Five year old escapes from Barnstaple school

Joseph Bulmer

Mum calls for greater security after her son makes his own way to aunt’s house half a mile away

A five-year-old boy sparked a major search after he was able to escape from Ashleigh Primary School in Barnstaple and make his way half a mile across town.

In the process little Malachi Williams managed to get through two security doors and cross a busy main road before he was eventually found at his aunt’s house in Gloster Road following a search by staff and police.

It is the second time in three years that a child has managed to slip out of the school – in 2008 Tyler Roffey, aged four, escaped and walked three quarters-of-a-mile home.

Now Malachi’s mother Kelly Duckett, 33, who has two other children aged 11 and nine at the school, is calling for greater security measures.

“I felt I had to say something because if it happens again to another child there might not be such a happy ending and I couldn’t have that on my conscience,” she told the Gazette.

“Malachi had to press a button to open the main school door and then another to open a gate in order to escape. Why are the buttons within reach of a five-year-old?”

Kelly was at the school that morning dropping her older son off after an appointment and saw Malachi with his classmates. As she was leaving staff asked if he had followed her out, but it was assumed he had gone to the playground.

When Kelly arrived home at Bishops Tawton there was a message saying he was missing and the police were about to be called. Passersby reported seeing a little boy in Ashleigh Road and then later in Gloster Road.

“He said afterwards he wanted to see me,” said a relieved Kelly.

“He ran from the police because he did not know them and thought he was in trouble. The police were excellent, they were all over Barnstaple and then I got a call from my sister to say she had him.

“I have really drummed into him how dangerous it is, but once a child gets an idea into their head they are going to try and do it.

“As adults we put barriers there for their safety and I feel the school should be doing exactly the same.”

Headteacher Mark Henderson said the incident had been discussed in detail with the family and that in the past two years the school had significantly upgraded its security.

“We now have magnets on our gates, CCTV, and button releases on the doors which are at a height which complies with disability legislation.

“However you cannot make a school a prison.

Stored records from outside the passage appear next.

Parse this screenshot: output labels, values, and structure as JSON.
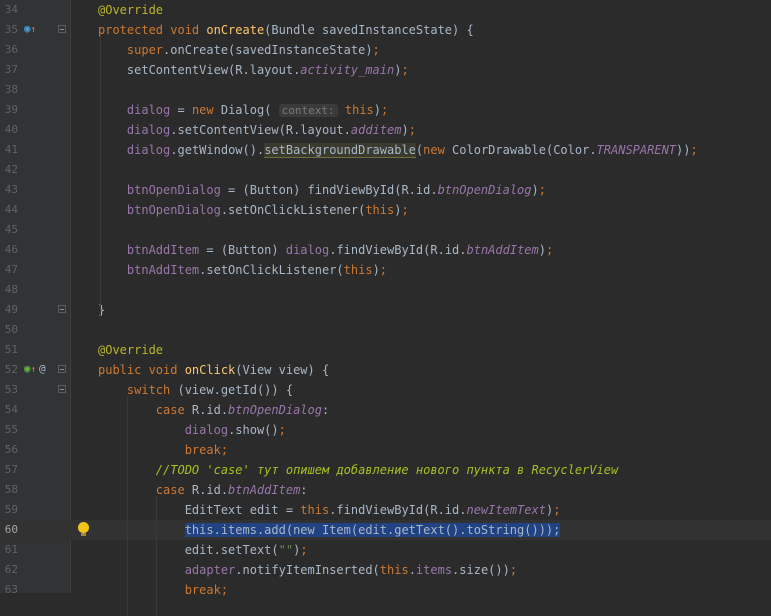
{
  "lines": [
    {
      "n": "34",
      "mk": "",
      "fold": false,
      "tokens": [
        {
          "t": "@Override",
          "c": "a"
        }
      ]
    },
    {
      "n": "35",
      "mk": "override-up",
      "fold": true,
      "tokens": [
        {
          "t": "protected void ",
          "c": "k"
        },
        {
          "t": "onCreate",
          "c": "m"
        },
        {
          "t": "(Bundle savedInstanceState) {",
          "c": "p"
        }
      ]
    },
    {
      "n": "36",
      "mk": "",
      "fold": false,
      "tokens": [
        {
          "t": "    "
        },
        {
          "t": "super",
          "c": "k"
        },
        {
          "t": ".onCreate(savedInstanceState)",
          "c": "p"
        },
        {
          "t": ";",
          "c": "k"
        }
      ]
    },
    {
      "n": "37",
      "mk": "",
      "fold": false,
      "tokens": [
        {
          "t": "    setContentView(R.layout."
        },
        {
          "t": "activity_main",
          "c": "fi"
        },
        {
          "t": ")",
          "c": "p"
        },
        {
          "t": ";",
          "c": "k"
        }
      ]
    },
    {
      "n": "38",
      "mk": "",
      "fold": false,
      "tokens": []
    },
    {
      "n": "39",
      "mk": "",
      "fold": false,
      "tokens": [
        {
          "t": "    "
        },
        {
          "t": "dialog",
          "c": "f"
        },
        {
          "t": " = "
        },
        {
          "t": "new ",
          "c": "k"
        },
        {
          "t": "Dialog( "
        },
        {
          "t": "context:",
          "c": "hint"
        },
        {
          "t": " "
        },
        {
          "t": "this",
          "c": "k"
        },
        {
          "t": ")",
          "c": "p"
        },
        {
          "t": ";",
          "c": "k"
        }
      ]
    },
    {
      "n": "40",
      "mk": "",
      "fold": false,
      "tokens": [
        {
          "t": "    "
        },
        {
          "t": "dialog",
          "c": "f"
        },
        {
          "t": ".setContentView(R.layout."
        },
        {
          "t": "additem",
          "c": "fi"
        },
        {
          "t": ")"
        },
        {
          "t": ";",
          "c": "k"
        }
      ]
    },
    {
      "n": "41",
      "mk": "",
      "fold": false,
      "tokens": [
        {
          "t": "    "
        },
        {
          "t": "dialog",
          "c": "f"
        },
        {
          "t": ".getWindow()."
        },
        {
          "t": "setBackgroundDrawable",
          "c": "hl"
        },
        {
          "t": "("
        },
        {
          "t": "new ",
          "c": "k"
        },
        {
          "t": "ColorDrawable(Color."
        },
        {
          "t": "TRANSPARENT",
          "c": "fi"
        },
        {
          "t": "))"
        },
        {
          "t": ";",
          "c": "k"
        }
      ]
    },
    {
      "n": "42",
      "mk": "",
      "fold": false,
      "tokens": []
    },
    {
      "n": "43",
      "mk": "",
      "fold": false,
      "tokens": [
        {
          "t": "    "
        },
        {
          "t": "btnOpenDialog",
          "c": "f"
        },
        {
          "t": " = (Button) findViewById(R.id."
        },
        {
          "t": "btnOpenDialog",
          "c": "fi"
        },
        {
          "t": ")"
        },
        {
          "t": ";",
          "c": "k"
        }
      ]
    },
    {
      "n": "44",
      "mk": "",
      "fold": false,
      "tokens": [
        {
          "t": "    "
        },
        {
          "t": "btnOpenDialog",
          "c": "f"
        },
        {
          "t": ".setOnClickListener("
        },
        {
          "t": "this",
          "c": "k"
        },
        {
          "t": ")"
        },
        {
          "t": ";",
          "c": "k"
        }
      ]
    },
    {
      "n": "45",
      "mk": "",
      "fold": false,
      "tokens": []
    },
    {
      "n": "46",
      "mk": "",
      "fold": false,
      "tokens": [
        {
          "t": "    "
        },
        {
          "t": "btnAddItem",
          "c": "f"
        },
        {
          "t": " = (Button) "
        },
        {
          "t": "dialog",
          "c": "f"
        },
        {
          "t": ".findViewById(R.id."
        },
        {
          "t": "btnAddItem",
          "c": "fi"
        },
        {
          "t": ")"
        },
        {
          "t": ";",
          "c": "k"
        }
      ]
    },
    {
      "n": "47",
      "mk": "",
      "fold": false,
      "tokens": [
        {
          "t": "    "
        },
        {
          "t": "btnAddItem",
          "c": "f"
        },
        {
          "t": ".setOnClickListener("
        },
        {
          "t": "this",
          "c": "k"
        },
        {
          "t": ")"
        },
        {
          "t": ";",
          "c": "k"
        }
      ]
    },
    {
      "n": "48",
      "mk": "",
      "fold": false,
      "tokens": []
    },
    {
      "n": "49",
      "mk": "",
      "fold": true,
      "tokens": [
        {
          "t": "}"
        }
      ]
    },
    {
      "n": "50",
      "mk": "",
      "fold": false,
      "tokens": []
    },
    {
      "n": "51",
      "mk": "",
      "fold": false,
      "tokens": [
        {
          "t": "@Override",
          "c": "a"
        }
      ]
    },
    {
      "n": "52",
      "mk": "implements-up-at",
      "fold": true,
      "tokens": [
        {
          "t": "public void ",
          "c": "k"
        },
        {
          "t": "onClick",
          "c": "m"
        },
        {
          "t": "(View view) {"
        }
      ]
    },
    {
      "n": "53",
      "mk": "",
      "fold": true,
      "tokens": [
        {
          "t": "    "
        },
        {
          "t": "switch ",
          "c": "k"
        },
        {
          "t": "(view.getId()) {"
        }
      ]
    },
    {
      "n": "54",
      "mk": "",
      "fold": false,
      "tokens": [
        {
          "t": "        "
        },
        {
          "t": "case ",
          "c": "k"
        },
        {
          "t": "R.id."
        },
        {
          "t": "btnOpenDialog",
          "c": "fi"
        },
        {
          "t": ":"
        }
      ]
    },
    {
      "n": "55",
      "mk": "",
      "fold": false,
      "tokens": [
        {
          "t": "            "
        },
        {
          "t": "dialog",
          "c": "f"
        },
        {
          "t": ".show()"
        },
        {
          "t": ";",
          "c": "k"
        }
      ]
    },
    {
      "n": "56",
      "mk": "",
      "fold": false,
      "tokens": [
        {
          "t": "            "
        },
        {
          "t": "break;",
          "c": "k"
        }
      ]
    },
    {
      "n": "57",
      "mk": "",
      "fold": false,
      "tokens": [
        {
          "t": "        "
        },
        {
          "t": "//TODO 'case' тут опишем добавление нового пункта в RecyclerView",
          "c": "t"
        }
      ]
    },
    {
      "n": "58",
      "mk": "",
      "fold": false,
      "tokens": [
        {
          "t": "        "
        },
        {
          "t": "case ",
          "c": "k"
        },
        {
          "t": "R.id."
        },
        {
          "t": "btnAddItem",
          "c": "fi"
        },
        {
          "t": ":"
        }
      ]
    },
    {
      "n": "59",
      "mk": "",
      "fold": false,
      "tokens": [
        {
          "t": "            EditText edit = "
        },
        {
          "t": "this",
          "c": "k"
        },
        {
          "t": ".findViewById(R.id."
        },
        {
          "t": "newItemText",
          "c": "fi"
        },
        {
          "t": ")"
        },
        {
          "t": ";",
          "c": "k"
        }
      ]
    },
    {
      "n": "60",
      "mk": "bulb",
      "fold": false,
      "current": true,
      "tokens": [
        {
          "t": "            "
        },
        {
          "t": "this.items.add(new Item(edit.getText().toString()));",
          "c": "sel"
        }
      ]
    },
    {
      "n": "61",
      "mk": "",
      "fold": false,
      "tokens": [
        {
          "t": "            edit.setText("
        },
        {
          "t": "\"\"",
          "c": "s"
        },
        {
          "t": ")"
        },
        {
          "t": ";",
          "c": "k"
        }
      ]
    },
    {
      "n": "62",
      "mk": "",
      "fold": false,
      "tokens": [
        {
          "t": "            "
        },
        {
          "t": "adapter",
          "c": "f"
        },
        {
          "t": ".notifyItemInserted("
        },
        {
          "t": "this",
          "c": "k"
        },
        {
          "t": "."
        },
        {
          "t": "items",
          "c": "f"
        },
        {
          "t": ".size())"
        },
        {
          "t": ";",
          "c": "k"
        }
      ]
    },
    {
      "n": "63",
      "mk": "",
      "fold": false,
      "tokens": [
        {
          "t": "            "
        },
        {
          "t": "break;",
          "c": "k"
        }
      ]
    }
  ],
  "gutter_icons": {
    "override": "override-method-icon",
    "implements": "implements-method-icon",
    "at": "annotation-at-icon",
    "bulb": "intention-lightbulb-icon"
  },
  "colors": {
    "background": "#2b2b2b",
    "keyword": "#cc7832",
    "annotation": "#bbb529",
    "method": "#ffc66d",
    "field": "#9876aa",
    "string": "#6a8759",
    "todo": "#a8c023",
    "selection": "#214283"
  }
}
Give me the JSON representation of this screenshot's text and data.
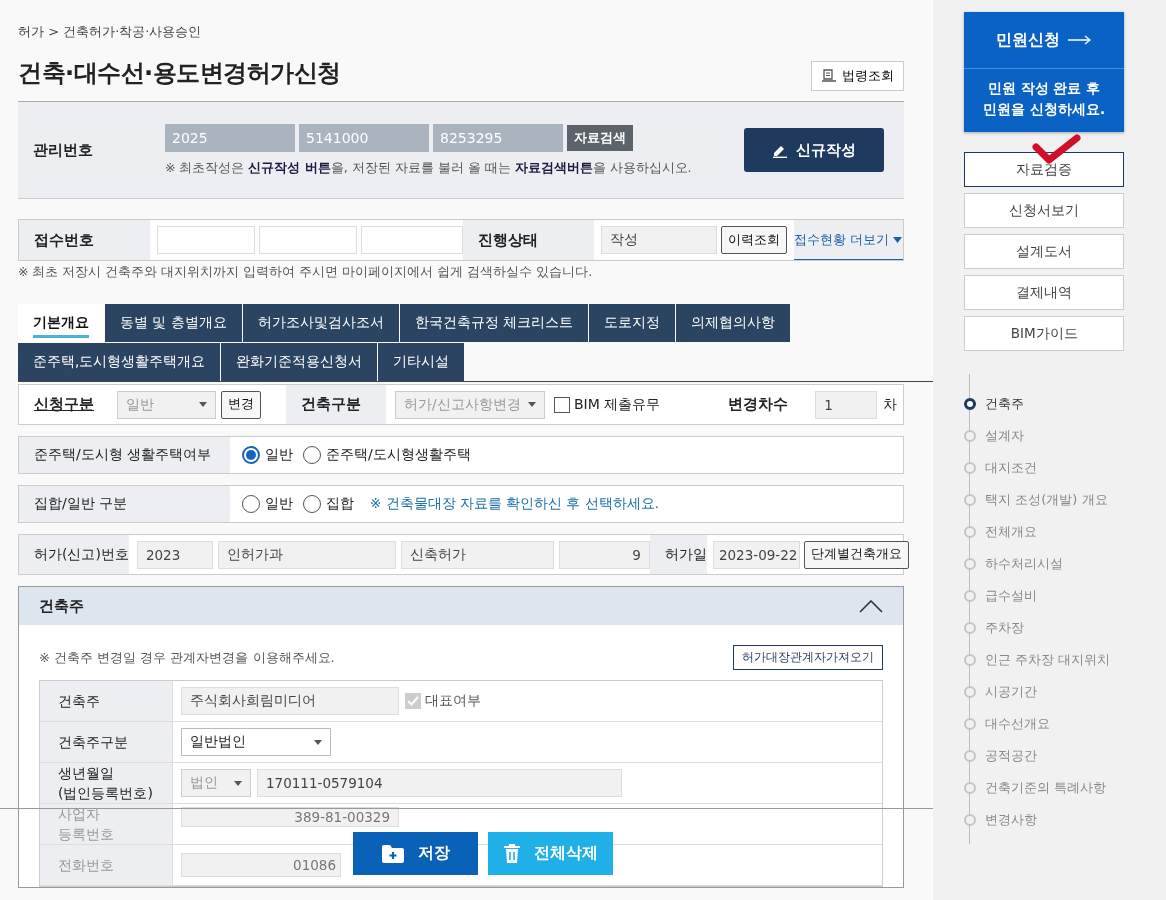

In this case the pupil hid in the toilets, ran out, managed to hit a door release button and got outside before members of staff could stop him.

“Two members of staff went after him and I immediately notified his family and the police. The police located him but he ran away from them.

“Fortunately the situation was safely resolved and we will be reviewing our security to see if there are any other measures we can take.”